Jawaharlal Nehru is a well-known figure as a great statesman and lover of peace all over the world, He was born on 14 November 1889 at Allahabad in India. He was the only son of his illustrious father Pandit Motilal Nehru, a leading lawyer of Allahabad High Court. Jawaharlal’s mother Swaruprani was a spirited woman.
After his early education at home by learned private tutors, he was sent to Harrow in England in 1905. Afterwards, he came out of Cambridge University with a Tripos in Natural Sciences in 1910. He then went through a two-year course in Law in London and was duly called to the Middle Temple Bar, London, in 1912. He, however, returned to India and joined the Bar at Allahabad High Court.
Though he joined the Bar, his chief interest lay in politics. In 1916, he married Kamala who was a true helpmate to him in India’s struggle for freedom. Nehru was greatly influenced by Mahatma Gandhi and became his ardent follower. In 1920, he joined the Non-Cooperation Movement launched by Gandhiji. In connection with the national movement, he suffered imprisonment for the first time in 1921. Gradually, he became a prominent figure among the national leaders of India. In 1923, he became the General Secretary and, in 1929, he was elected President of the Indian National Congress. In this historic session of the Congress, it was declared for the first time that complete independence’ was the goal of India. In 1930, Gandhiji started the Civil Disobedience Movement, and Nehru was actively involved in it. As a result, he was imprisoned once in 1930 and again in 1932. In 1935 he was released from jail because his wife Kamala was seriously ill.

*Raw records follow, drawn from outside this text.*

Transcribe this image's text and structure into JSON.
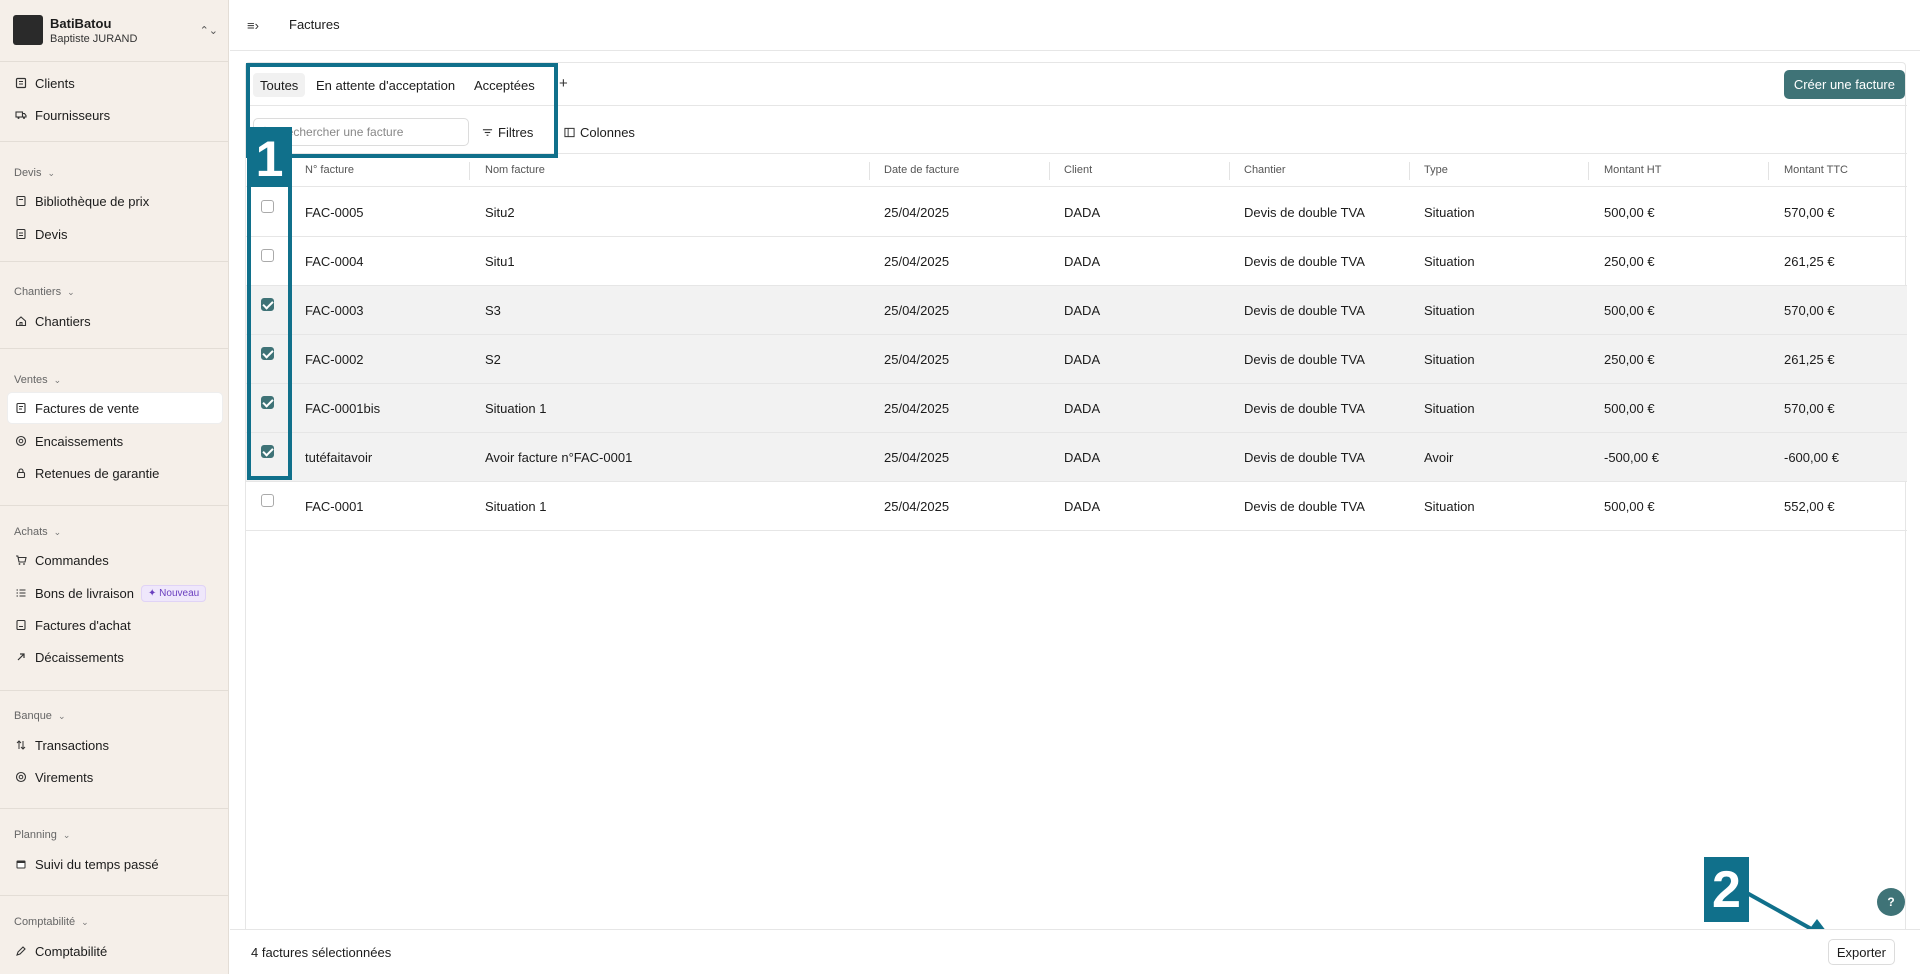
{
  "company": {
    "name": "BatiBatou",
    "user": "Baptiste JURAND"
  },
  "sidebar": {
    "top_items": [
      {
        "label": "Clients",
        "icon": "clients-icon"
      },
      {
        "label": "Fournisseurs",
        "icon": "truck-icon"
      }
    ],
    "sections": [
      {
        "label": "Devis",
        "items": [
          {
            "label": "Bibliothèque de prix",
            "icon": "book-icon"
          },
          {
            "label": "Devis",
            "icon": "document-icon"
          }
        ]
      },
      {
        "label": "Chantiers",
        "items": [
          {
            "label": "Chantiers",
            "icon": "house-icon"
          }
        ]
      },
      {
        "label": "Ventes",
        "items": [
          {
            "label": "Factures de vente",
            "icon": "invoice-icon",
            "active": true
          },
          {
            "label": "Encaissements",
            "icon": "coin-icon"
          },
          {
            "label": "Retenues de garantie",
            "icon": "lock-icon"
          }
        ]
      },
      {
        "label": "Achats",
        "items": [
          {
            "label": "Commandes",
            "icon": "cart-icon"
          },
          {
            "label": "Bons de livraison",
            "icon": "list-icon",
            "badge": "Nouveau"
          },
          {
            "label": "Factures d'achat",
            "icon": "invoice-icon"
          },
          {
            "label": "Décaissements",
            "icon": "arrow-up-right-icon"
          }
        ]
      },
      {
        "label": "Banque",
        "items": [
          {
            "label": "Transactions",
            "icon": "transfer-icon"
          },
          {
            "label": "Virements",
            "icon": "coin-icon"
          }
        ]
      },
      {
        "label": "Planning",
        "items": [
          {
            "label": "Suivi du temps passé",
            "icon": "calendar-icon"
          }
        ]
      },
      {
        "label": "Comptabilité",
        "items": [
          {
            "label": "Comptabilité",
            "icon": "pen-icon"
          }
        ]
      }
    ]
  },
  "header": {
    "title": "Factures"
  },
  "tabs": [
    "Toutes",
    "En attente d'acceptation",
    "Acceptées"
  ],
  "create_button": "Créer une facture",
  "search": {
    "placeholder": "Rechercher une facture"
  },
  "filters_label": "Filtres",
  "columns_label": "Colonnes",
  "table": {
    "columns": [
      "N° facture",
      "Nom facture",
      "Date de facture",
      "Client",
      "Chantier",
      "Type",
      "Montant HT",
      "Montant TTC"
    ],
    "rows": [
      {
        "checked": false,
        "cells": [
          "FAC-0005",
          "Situ2",
          "25/04/2025",
          "DADA",
          "Devis de double TVA",
          "Situation",
          "500,00 €",
          "570,00 €"
        ]
      },
      {
        "checked": false,
        "cells": [
          "FAC-0004",
          "Situ1",
          "25/04/2025",
          "DADA",
          "Devis de double TVA",
          "Situation",
          "250,00 €",
          "261,25 €"
        ]
      },
      {
        "checked": true,
        "cells": [
          "FAC-0003",
          "S3",
          "25/04/2025",
          "DADA",
          "Devis de double TVA",
          "Situation",
          "500,00 €",
          "570,00 €"
        ]
      },
      {
        "checked": true,
        "cells": [
          "FAC-0002",
          "S2",
          "25/04/2025",
          "DADA",
          "Devis de double TVA",
          "Situation",
          "250,00 €",
          "261,25 €"
        ]
      },
      {
        "checked": true,
        "cells": [
          "FAC-0001bis",
          "Situation 1",
          "25/04/2025",
          "DADA",
          "Devis de double TVA",
          "Situation",
          "500,00 €",
          "570,00 €"
        ]
      },
      {
        "checked": true,
        "cells": [
          "tutéfaitavoir",
          "Avoir facture n°FAC-0001",
          "25/04/2025",
          "DADA",
          "Devis de double TVA",
          "Avoir",
          "-500,00 €",
          "-600,00 €"
        ]
      },
      {
        "checked": false,
        "cells": [
          "FAC-0001",
          "Situation 1",
          "25/04/2025",
          "DADA",
          "Devis de double TVA",
          "Situation",
          "500,00 €",
          "552,00 €"
        ]
      }
    ]
  },
  "footer": {
    "selection_text": "4 factures sélectionnées",
    "export_label": "Exporter"
  },
  "help_label": "?",
  "annotations": {
    "one": "1",
    "two": "2"
  },
  "colors": {
    "accent": "#3f7377",
    "annotation": "#10708b",
    "sidebar_bg": "#f5efe9"
  }
}
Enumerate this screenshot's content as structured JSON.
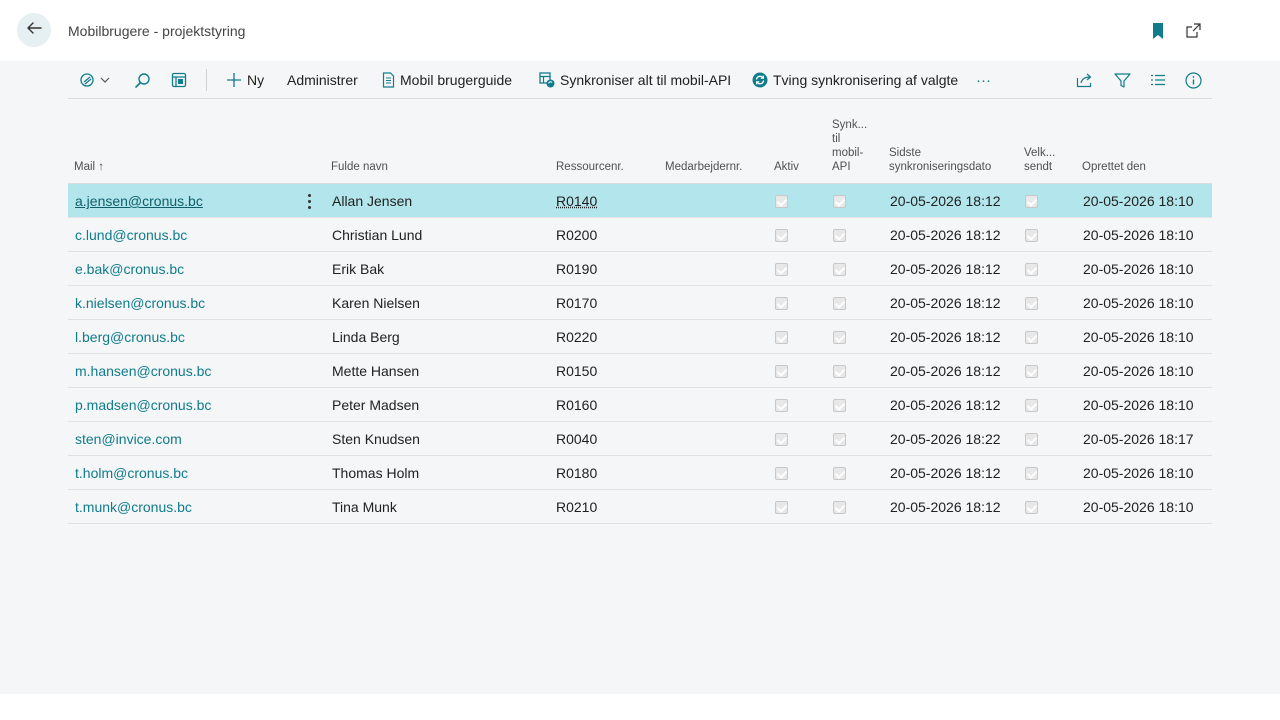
{
  "page": {
    "title": "Mobilbrugere - projektstyring"
  },
  "icons": {
    "back": "arrow-left-icon",
    "bookmark": "bookmark-icon",
    "popout": "open-in-new-window-icon",
    "views": "views-icon",
    "search": "search-icon",
    "edit_list": "edit-list-icon",
    "new": "plus-icon",
    "guide": "document-icon",
    "sync_all": "sync-all-icon",
    "force_sync": "refresh-icon",
    "share": "share-icon",
    "filter": "filter-icon",
    "list_view": "list-view-icon",
    "info": "info-icon"
  },
  "colors": {
    "accent": "#107c8c",
    "selected_row": "#b3e6ec",
    "back_button_bg": "#e6eff2"
  },
  "actions": {
    "new_label": "Ny",
    "manage_label": "Administrer",
    "guide_label": "Mobil brugerguide",
    "sync_all_label": "Synkroniser alt til mobil-API",
    "force_sync_label": "Tving synkronisering af valgte",
    "more_label": "···"
  },
  "columns": {
    "mail": "Mail ↑",
    "name": "Fulde navn",
    "resource": "Ressourcenr.",
    "employee": "Medarbejdernr.",
    "active": "Aktiv",
    "sync": [
      "Synk...",
      "til",
      "mobil-",
      "API"
    ],
    "last_sync": [
      "Sidste",
      "synkroniseringsdato"
    ],
    "welcome": [
      "Velk...",
      "sendt"
    ],
    "created": "Oprettet den"
  },
  "rows": [
    {
      "mail": "a.jensen@cronus.bc",
      "name": "Allan Jensen",
      "resource": "R0140",
      "employee": "",
      "active": true,
      "sync": true,
      "last_sync": "20-05-2026 18:12",
      "welcome": true,
      "created": "20-05-2026 18:10"
    },
    {
      "mail": "c.lund@cronus.bc",
      "name": "Christian Lund",
      "resource": "R0200",
      "employee": "",
      "active": true,
      "sync": true,
      "last_sync": "20-05-2026 18:12",
      "welcome": true,
      "created": "20-05-2026 18:10"
    },
    {
      "mail": "e.bak@cronus.bc",
      "name": "Erik Bak",
      "resource": "R0190",
      "employee": "",
      "active": true,
      "sync": true,
      "last_sync": "20-05-2026 18:12",
      "welcome": true,
      "created": "20-05-2026 18:10"
    },
    {
      "mail": "k.nielsen@cronus.bc",
      "name": "Karen Nielsen",
      "resource": "R0170",
      "employee": "",
      "active": true,
      "sync": true,
      "last_sync": "20-05-2026 18:12",
      "welcome": true,
      "created": "20-05-2026 18:10"
    },
    {
      "mail": "l.berg@cronus.bc",
      "name": "Linda Berg",
      "resource": "R0220",
      "employee": "",
      "active": true,
      "sync": true,
      "last_sync": "20-05-2026 18:12",
      "welcome": true,
      "created": "20-05-2026 18:10"
    },
    {
      "mail": "m.hansen@cronus.bc",
      "name": "Mette Hansen",
      "resource": "R0150",
      "employee": "",
      "active": true,
      "sync": true,
      "last_sync": "20-05-2026 18:12",
      "welcome": true,
      "created": "20-05-2026 18:10"
    },
    {
      "mail": "p.madsen@cronus.bc",
      "name": "Peter Madsen",
      "resource": "R0160",
      "employee": "",
      "active": true,
      "sync": true,
      "last_sync": "20-05-2026 18:12",
      "welcome": true,
      "created": "20-05-2026 18:10"
    },
    {
      "mail": "sten@invice.com",
      "name": "Sten Knudsen",
      "resource": "R0040",
      "employee": "",
      "active": true,
      "sync": true,
      "last_sync": "20-05-2026 18:22",
      "welcome": true,
      "created": "20-05-2026 18:17"
    },
    {
      "mail": "t.holm@cronus.bc",
      "name": "Thomas Holm",
      "resource": "R0180",
      "employee": "",
      "active": true,
      "sync": true,
      "last_sync": "20-05-2026 18:12",
      "welcome": true,
      "created": "20-05-2026 18:10"
    },
    {
      "mail": "t.munk@cronus.bc",
      "name": "Tina Munk",
      "resource": "R0210",
      "employee": "",
      "active": true,
      "sync": true,
      "last_sync": "20-05-2026 18:12",
      "welcome": true,
      "created": "20-05-2026 18:10"
    }
  ]
}
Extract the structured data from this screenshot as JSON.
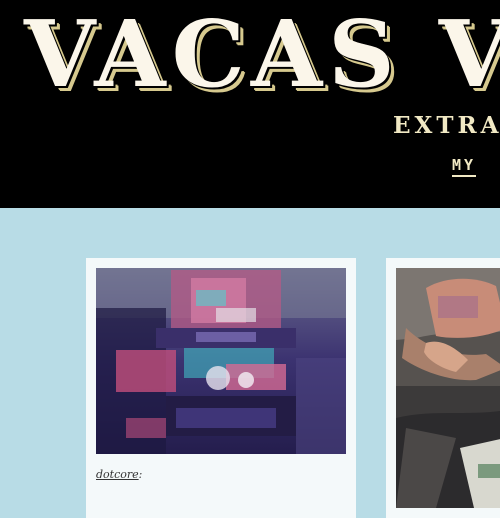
{
  "header": {
    "title": "VACAS V",
    "tagline": "EXTRA",
    "link": "MY"
  },
  "posts": [
    {
      "image": "glitched-game-boy-color-photo",
      "author": "dotcore",
      "author_suffix": ":"
    },
    {
      "image": "person-lying-on-couch-photo"
    }
  ],
  "colors": {
    "header_bg": "#000000",
    "title": "#fbf6ea",
    "title_shadow": "#d6c98e",
    "page_bg": "#b8dce6",
    "card_bg": "#f4f9fa"
  }
}
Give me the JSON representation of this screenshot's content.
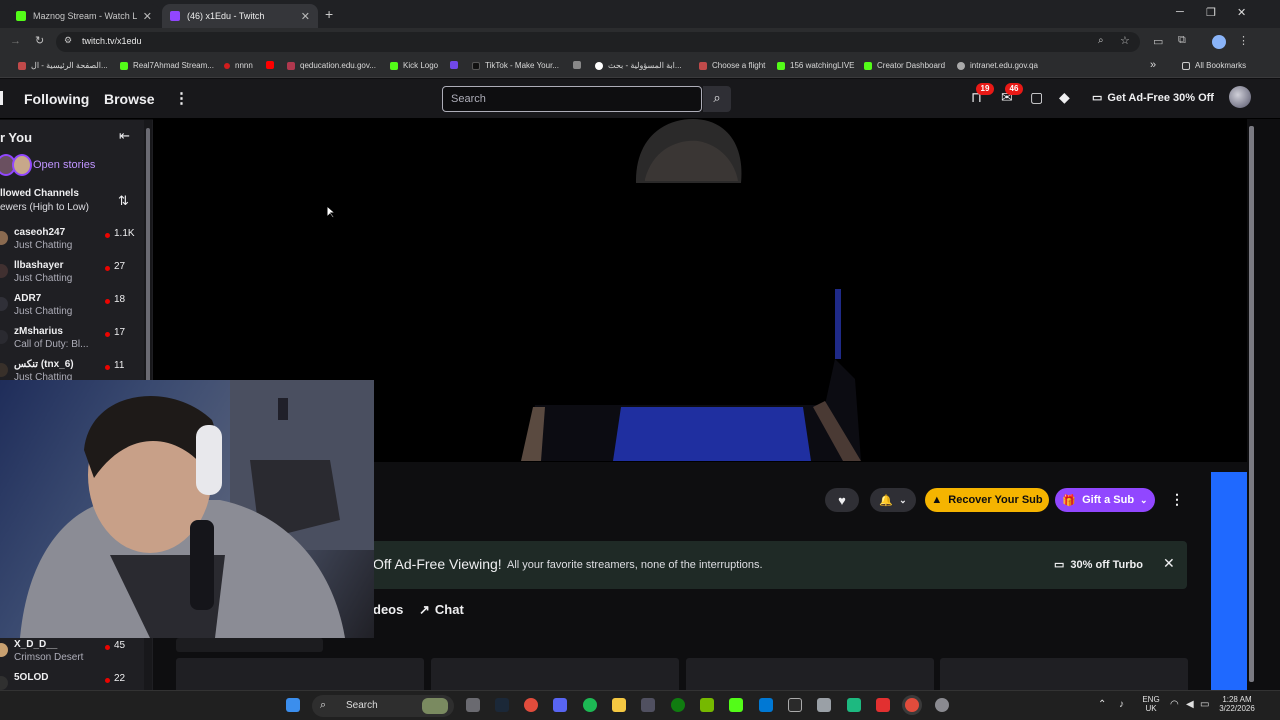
{
  "browser": {
    "tabs": [
      {
        "title": "Maznog Stream - Watch Live o",
        "favicon_color": "#53fc18",
        "active": false
      },
      {
        "title": "(46) x1Edu - Twitch",
        "favicon_color": "#9146ff",
        "active": true
      }
    ],
    "new_tab": "+",
    "url": "twitch.tv/x1edu",
    "bookmarks": [
      {
        "label": "الصفحة الرئيسية - ال...",
        "color": "#c04a4a"
      },
      {
        "label": "Real7Ahmad Stream...",
        "color": "#53fc18"
      },
      {
        "label": "nnnn",
        "color": "#d21d1d"
      },
      {
        "label": "",
        "color": "#ff0000"
      },
      {
        "label": "qeducation.edu.gov...",
        "color": "#b0384e"
      },
      {
        "label": "Kick Logo",
        "color": "#53fc18"
      },
      {
        "label": "",
        "color": "#7048e8"
      },
      {
        "label": "TikTok - Make Your...",
        "color": "#111111"
      },
      {
        "label": "",
        "color": "#888888"
      },
      {
        "label": "ابة المسؤولية - بحث...",
        "color": "#ffffff"
      },
      {
        "label": "Choose a flight",
        "color": "#c04a4a"
      },
      {
        "label": "156 watchingLIVE",
        "color": "#53fc18"
      },
      {
        "label": "Creator Dashboard",
        "color": "#53fc18"
      },
      {
        "label": "intranet.edu.gov.qa",
        "color": "#aaaaaa"
      }
    ],
    "all_bookmarks": "All Bookmarks",
    "more_bookmarks": "»"
  },
  "topnav": {
    "following": "Following",
    "browse": "Browse",
    "more": "⋮",
    "search_placeholder": "Search",
    "notifications_badge": "19",
    "inbox_badge": "46",
    "adfree_label": "Get Ad-Free 30% Off"
  },
  "sidebar": {
    "header": "r You",
    "open_stories": "Open stories",
    "section_title": "llowed Channels",
    "section_sort": "ewers (High to Low)",
    "channels": [
      {
        "name": "caseoh247",
        "game": "Just Chatting",
        "viewers": "1.1K"
      },
      {
        "name": "llbashayer",
        "game": "Just Chatting",
        "viewers": "27"
      },
      {
        "name": "ADR7",
        "game": "Just Chatting",
        "viewers": "18"
      },
      {
        "name": "zMsharius",
        "game": "Call of Duty: Bl...",
        "viewers": "17"
      },
      {
        "name": "تنكس (tnx_6)",
        "game": "Just Chatting",
        "viewers": "11"
      },
      {
        "name": "X_D_D__",
        "game": "Crimson Desert",
        "viewers": "45"
      },
      {
        "name": "5OLOD",
        "game": "",
        "viewers": "22"
      }
    ]
  },
  "channel": {
    "recover_sub": "Recover Your Sub",
    "gift_sub": "Gift a Sub",
    "more": "⋮"
  },
  "promo": {
    "headline": "Off Ad-Free Viewing!",
    "subtext": "All your favorite streamers, none of the interruptions.",
    "offer": "30% off Turbo",
    "close": "✕"
  },
  "tabs": {
    "videos": "deos",
    "chat": "Chat"
  },
  "taskbar": {
    "search": "Search",
    "lang_top": "ENG",
    "lang_bottom": "UK",
    "time": "1:28 AM",
    "date": "3/22/2026"
  }
}
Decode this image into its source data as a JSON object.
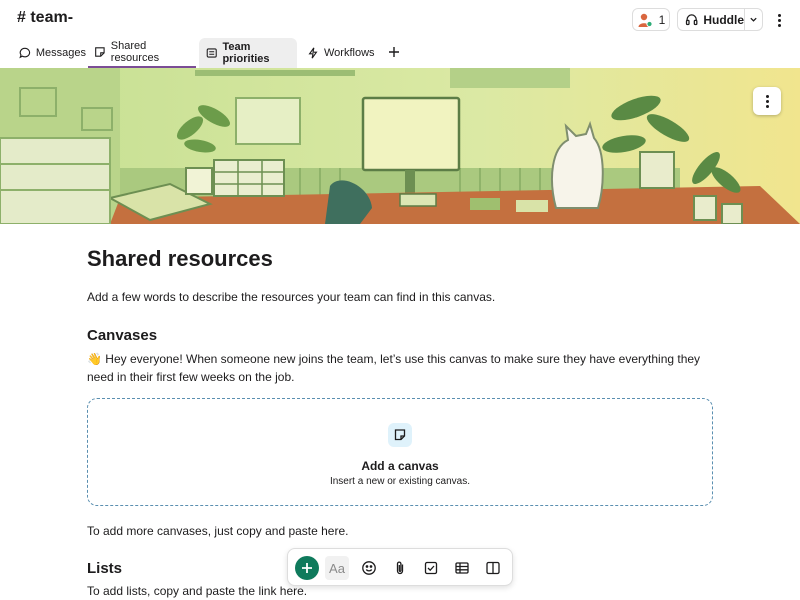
{
  "header": {
    "channel_title": "# team-",
    "member_count": "1",
    "huddle_label": "Huddle"
  },
  "tabs": [
    {
      "label": "Messages",
      "icon": "message-icon"
    },
    {
      "label": "Shared resources",
      "icon": "canvas-icon"
    },
    {
      "label": "Team priorities",
      "icon": "list-icon"
    },
    {
      "label": "Workflows",
      "icon": "lightning-icon"
    }
  ],
  "content": {
    "title": "Shared resources",
    "intro": "Add a few words to describe the resources your team can find in this canvas.",
    "canvases_heading": "Canvases",
    "canvases_emoji": "👋",
    "canvases_text": "Hey everyone! When someone new joins the team, let’s use this canvas to make sure they have everything they need in their first few weeks on the job.",
    "add_canvas_title": "Add a canvas",
    "add_canvas_subtitle": "Insert a new or existing canvas.",
    "more_canvases_text": "To add more canvases, just copy and paste here.",
    "lists_heading": "Lists",
    "lists_text": "To add lists, copy and paste the link here."
  },
  "toolbar": {
    "text_format_label": "Aa",
    "buttons": [
      "plus-icon",
      "text-format-icon",
      "emoji-icon",
      "attachment-icon",
      "checkbox-icon",
      "table-icon",
      "columns-icon"
    ]
  },
  "colors": {
    "accent": "#7b4d96",
    "primary_green": "#0f7a5c",
    "dashed_border": "#5a8fb0",
    "banner_green": "#cfe49c"
  }
}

She was then in Switzerland for treatment. Jawaharlal went there, but his wife died there in 1936. After that, he toured around Europe and gained much experience in international affairs. That year he came back to India and again for the second time he was elected President of the National Congress, and even in the next session too.
The Second World War broke out in 1939, and Gandhiji launched the Quit India Movement in August 1942. As a result, Mahatma Gandhi and Jawaharlal Nehru were arrested with many other leaders. However, Nehru was released in 1945. In the meantime, another heroic fight under the leadership of Netaji Subhas Chandra Bose began outside the borders of India that hastened the march of history.
The British Government could now read the writing on the wall. After much discussion for several times, the British Government divided the country into two states—Indian Union and Pakistan—and transferred power to the Congress in India and to the Muslim League in Pakistan. On 15 August 1947, Nehru became the Prime Minister of India and remained so till his death on 27 May 1964. His passing away was mourned by the whole nation.
The achievements of Nehru as the Prime Minister of India, the role played by him in the Commonwealth of Nations, and as a world leader in bringing peace and understanding among the nations of the world under the banner of ‘Panchashil’ are now facts of history. His birthday is now treated as the ‘Children’s Day’ in India, as he loved and talked and played with them. He was a great thinker and writer too, and his books ‘Autobiography’, ‘The Discovery of India’, ‘Glimpses of World History’ is read all over the world.